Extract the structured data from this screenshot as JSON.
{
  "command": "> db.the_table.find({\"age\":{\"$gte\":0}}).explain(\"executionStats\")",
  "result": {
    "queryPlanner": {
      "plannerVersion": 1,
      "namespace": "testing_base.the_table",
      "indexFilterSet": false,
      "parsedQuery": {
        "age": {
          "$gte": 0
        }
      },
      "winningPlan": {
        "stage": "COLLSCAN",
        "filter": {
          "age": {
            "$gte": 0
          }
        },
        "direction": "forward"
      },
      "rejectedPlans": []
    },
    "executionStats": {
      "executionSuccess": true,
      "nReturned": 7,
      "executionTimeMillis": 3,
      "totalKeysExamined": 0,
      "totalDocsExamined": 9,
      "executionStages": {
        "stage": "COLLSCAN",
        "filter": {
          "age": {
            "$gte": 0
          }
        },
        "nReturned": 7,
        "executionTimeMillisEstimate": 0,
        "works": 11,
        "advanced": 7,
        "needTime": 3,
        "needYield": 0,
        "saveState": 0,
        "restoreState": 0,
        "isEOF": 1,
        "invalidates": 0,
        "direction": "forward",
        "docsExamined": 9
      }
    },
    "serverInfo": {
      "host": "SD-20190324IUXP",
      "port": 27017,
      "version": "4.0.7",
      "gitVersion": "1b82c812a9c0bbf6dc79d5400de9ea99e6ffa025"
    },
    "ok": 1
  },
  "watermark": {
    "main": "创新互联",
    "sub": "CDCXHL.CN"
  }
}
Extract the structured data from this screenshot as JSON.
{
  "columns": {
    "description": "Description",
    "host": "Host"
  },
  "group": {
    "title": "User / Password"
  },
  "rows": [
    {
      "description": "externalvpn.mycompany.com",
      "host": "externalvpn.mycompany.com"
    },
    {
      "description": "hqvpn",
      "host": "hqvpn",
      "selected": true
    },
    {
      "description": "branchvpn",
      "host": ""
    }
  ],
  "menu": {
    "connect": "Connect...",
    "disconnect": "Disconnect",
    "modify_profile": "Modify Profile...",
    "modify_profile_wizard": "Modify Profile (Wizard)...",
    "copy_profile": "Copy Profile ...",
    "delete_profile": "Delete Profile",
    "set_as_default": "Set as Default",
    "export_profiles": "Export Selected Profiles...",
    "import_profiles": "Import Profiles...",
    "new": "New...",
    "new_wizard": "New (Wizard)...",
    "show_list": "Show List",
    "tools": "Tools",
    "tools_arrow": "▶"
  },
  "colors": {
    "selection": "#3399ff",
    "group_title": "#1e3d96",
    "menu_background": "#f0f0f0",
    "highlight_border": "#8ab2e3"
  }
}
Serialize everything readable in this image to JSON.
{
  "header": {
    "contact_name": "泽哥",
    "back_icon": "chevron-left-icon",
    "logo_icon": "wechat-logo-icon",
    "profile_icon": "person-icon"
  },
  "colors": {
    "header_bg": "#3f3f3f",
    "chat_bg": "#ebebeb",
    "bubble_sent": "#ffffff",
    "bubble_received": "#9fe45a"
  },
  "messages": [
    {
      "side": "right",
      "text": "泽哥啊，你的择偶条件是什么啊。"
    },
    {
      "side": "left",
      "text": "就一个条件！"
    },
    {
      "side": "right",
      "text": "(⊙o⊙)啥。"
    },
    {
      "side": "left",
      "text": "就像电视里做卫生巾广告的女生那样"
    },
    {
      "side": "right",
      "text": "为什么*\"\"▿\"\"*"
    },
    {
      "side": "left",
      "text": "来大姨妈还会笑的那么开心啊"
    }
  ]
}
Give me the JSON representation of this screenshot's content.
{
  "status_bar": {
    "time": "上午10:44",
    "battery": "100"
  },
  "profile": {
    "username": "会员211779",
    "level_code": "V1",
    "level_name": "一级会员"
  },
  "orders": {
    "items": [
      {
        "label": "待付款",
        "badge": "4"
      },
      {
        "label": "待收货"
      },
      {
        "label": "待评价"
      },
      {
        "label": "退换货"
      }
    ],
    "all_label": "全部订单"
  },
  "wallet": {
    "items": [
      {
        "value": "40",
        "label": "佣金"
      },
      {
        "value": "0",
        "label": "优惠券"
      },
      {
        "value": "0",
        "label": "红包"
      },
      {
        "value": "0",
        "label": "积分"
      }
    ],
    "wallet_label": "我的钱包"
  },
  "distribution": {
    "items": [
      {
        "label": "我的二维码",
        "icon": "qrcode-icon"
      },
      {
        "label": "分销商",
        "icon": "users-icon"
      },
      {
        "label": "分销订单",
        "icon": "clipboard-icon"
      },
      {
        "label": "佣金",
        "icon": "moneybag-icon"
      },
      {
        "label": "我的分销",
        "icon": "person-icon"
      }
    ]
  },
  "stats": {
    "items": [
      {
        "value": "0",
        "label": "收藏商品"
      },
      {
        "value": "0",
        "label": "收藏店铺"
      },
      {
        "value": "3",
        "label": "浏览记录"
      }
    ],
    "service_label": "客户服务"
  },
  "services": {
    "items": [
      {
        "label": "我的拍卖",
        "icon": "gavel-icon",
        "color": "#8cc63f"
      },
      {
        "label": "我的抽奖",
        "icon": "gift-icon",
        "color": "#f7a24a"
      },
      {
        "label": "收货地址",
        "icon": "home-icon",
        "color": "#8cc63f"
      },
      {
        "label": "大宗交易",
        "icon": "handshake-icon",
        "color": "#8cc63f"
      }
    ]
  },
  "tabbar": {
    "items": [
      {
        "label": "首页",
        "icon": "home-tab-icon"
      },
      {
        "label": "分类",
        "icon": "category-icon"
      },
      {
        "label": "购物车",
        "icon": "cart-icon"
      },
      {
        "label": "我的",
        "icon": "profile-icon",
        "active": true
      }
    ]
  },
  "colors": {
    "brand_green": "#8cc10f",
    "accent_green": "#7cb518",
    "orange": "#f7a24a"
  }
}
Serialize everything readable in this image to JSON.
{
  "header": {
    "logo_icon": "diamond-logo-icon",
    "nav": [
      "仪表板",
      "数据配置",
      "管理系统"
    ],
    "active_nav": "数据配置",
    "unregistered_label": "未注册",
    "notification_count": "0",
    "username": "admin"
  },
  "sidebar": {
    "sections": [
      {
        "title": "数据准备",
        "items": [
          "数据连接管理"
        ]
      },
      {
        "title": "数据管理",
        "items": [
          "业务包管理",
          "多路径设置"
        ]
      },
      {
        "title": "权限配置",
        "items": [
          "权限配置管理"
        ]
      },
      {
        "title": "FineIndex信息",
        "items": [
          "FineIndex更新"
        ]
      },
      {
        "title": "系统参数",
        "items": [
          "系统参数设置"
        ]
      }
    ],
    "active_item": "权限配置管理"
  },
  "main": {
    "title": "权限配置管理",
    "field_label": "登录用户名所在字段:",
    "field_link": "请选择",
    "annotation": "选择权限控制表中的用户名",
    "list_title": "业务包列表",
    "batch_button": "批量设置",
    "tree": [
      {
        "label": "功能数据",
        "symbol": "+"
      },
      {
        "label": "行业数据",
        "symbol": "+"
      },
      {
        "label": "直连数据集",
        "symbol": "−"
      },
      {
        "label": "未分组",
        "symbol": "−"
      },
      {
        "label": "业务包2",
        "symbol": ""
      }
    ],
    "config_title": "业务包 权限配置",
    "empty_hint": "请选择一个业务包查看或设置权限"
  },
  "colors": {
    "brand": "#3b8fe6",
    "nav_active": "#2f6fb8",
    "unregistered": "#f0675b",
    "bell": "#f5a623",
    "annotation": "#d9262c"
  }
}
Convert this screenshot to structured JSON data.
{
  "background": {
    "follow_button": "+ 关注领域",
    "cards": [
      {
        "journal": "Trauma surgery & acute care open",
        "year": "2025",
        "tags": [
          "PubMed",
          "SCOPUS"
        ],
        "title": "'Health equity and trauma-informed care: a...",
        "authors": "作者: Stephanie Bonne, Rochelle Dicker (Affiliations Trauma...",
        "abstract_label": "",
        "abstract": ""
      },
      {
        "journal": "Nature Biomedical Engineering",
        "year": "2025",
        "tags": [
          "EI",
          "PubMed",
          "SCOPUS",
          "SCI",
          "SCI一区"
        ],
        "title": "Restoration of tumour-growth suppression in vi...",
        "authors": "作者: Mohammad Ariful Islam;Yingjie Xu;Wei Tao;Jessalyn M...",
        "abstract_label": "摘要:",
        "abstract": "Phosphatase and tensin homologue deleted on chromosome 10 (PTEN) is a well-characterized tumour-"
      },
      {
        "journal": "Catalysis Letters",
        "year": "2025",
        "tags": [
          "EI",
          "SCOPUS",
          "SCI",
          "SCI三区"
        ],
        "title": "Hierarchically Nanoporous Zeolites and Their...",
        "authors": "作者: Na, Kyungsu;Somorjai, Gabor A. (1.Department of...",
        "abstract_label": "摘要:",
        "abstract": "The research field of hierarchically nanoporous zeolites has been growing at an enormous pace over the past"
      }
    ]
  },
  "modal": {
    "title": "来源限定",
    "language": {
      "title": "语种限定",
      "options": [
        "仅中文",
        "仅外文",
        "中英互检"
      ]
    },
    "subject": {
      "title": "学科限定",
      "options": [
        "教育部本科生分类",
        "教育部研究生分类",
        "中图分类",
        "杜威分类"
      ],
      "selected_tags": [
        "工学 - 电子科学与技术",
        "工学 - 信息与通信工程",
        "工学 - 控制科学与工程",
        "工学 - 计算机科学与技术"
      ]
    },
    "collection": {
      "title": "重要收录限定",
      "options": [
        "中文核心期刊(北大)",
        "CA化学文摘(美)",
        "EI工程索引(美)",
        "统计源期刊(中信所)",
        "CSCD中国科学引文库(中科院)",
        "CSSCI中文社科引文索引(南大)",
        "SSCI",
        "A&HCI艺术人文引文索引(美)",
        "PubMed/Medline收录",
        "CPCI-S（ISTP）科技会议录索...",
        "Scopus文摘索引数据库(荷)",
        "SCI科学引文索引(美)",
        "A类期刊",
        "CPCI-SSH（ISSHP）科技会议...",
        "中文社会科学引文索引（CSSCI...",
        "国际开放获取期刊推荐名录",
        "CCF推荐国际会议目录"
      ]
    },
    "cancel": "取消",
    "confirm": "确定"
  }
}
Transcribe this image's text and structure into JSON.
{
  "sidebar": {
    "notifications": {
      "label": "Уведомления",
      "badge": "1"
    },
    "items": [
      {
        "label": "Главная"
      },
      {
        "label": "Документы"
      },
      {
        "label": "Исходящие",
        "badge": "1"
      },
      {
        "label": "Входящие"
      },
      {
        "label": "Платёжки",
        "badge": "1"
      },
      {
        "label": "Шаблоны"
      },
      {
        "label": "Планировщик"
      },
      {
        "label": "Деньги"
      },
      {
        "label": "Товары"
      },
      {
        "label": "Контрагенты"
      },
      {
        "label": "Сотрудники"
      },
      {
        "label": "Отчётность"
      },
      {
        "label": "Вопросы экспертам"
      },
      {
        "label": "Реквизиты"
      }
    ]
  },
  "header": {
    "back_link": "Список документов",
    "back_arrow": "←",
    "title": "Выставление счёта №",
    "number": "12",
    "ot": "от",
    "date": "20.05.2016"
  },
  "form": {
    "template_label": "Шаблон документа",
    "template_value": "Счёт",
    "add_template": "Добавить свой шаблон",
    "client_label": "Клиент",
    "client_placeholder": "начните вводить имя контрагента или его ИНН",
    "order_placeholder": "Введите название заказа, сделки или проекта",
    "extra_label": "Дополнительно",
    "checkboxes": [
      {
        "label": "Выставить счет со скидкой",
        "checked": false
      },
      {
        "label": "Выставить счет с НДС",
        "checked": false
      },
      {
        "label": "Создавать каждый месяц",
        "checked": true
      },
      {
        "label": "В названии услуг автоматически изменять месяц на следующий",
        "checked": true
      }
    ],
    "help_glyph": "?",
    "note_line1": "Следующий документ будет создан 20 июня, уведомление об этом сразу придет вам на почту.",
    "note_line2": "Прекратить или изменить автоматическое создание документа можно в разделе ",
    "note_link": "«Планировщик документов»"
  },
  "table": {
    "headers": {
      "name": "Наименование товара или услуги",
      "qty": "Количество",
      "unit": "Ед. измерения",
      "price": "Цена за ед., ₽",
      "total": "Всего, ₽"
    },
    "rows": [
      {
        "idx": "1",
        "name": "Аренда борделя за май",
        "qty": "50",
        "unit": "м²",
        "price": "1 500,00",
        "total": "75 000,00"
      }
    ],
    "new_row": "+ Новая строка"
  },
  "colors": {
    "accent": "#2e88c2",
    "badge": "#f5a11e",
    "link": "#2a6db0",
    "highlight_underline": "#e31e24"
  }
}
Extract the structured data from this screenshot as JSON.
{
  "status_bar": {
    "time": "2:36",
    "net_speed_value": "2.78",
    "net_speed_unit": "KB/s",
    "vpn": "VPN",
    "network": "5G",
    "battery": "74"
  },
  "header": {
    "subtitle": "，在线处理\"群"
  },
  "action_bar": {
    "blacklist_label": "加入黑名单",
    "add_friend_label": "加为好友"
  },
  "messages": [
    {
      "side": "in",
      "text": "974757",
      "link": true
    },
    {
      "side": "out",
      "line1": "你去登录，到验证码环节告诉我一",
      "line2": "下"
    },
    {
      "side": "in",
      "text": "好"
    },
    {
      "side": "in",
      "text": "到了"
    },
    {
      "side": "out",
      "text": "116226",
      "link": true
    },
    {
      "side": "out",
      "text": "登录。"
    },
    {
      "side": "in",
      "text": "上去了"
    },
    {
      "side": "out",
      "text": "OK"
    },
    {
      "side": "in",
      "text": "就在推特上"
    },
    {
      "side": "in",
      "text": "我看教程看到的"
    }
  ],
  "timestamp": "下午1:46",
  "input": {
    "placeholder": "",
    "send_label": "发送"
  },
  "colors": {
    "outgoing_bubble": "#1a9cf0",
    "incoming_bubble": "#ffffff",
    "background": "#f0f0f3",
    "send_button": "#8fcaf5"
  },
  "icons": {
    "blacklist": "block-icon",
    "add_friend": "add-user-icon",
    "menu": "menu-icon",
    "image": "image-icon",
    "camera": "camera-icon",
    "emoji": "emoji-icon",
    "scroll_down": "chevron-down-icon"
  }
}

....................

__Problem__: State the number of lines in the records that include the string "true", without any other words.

__Solved problem__: 7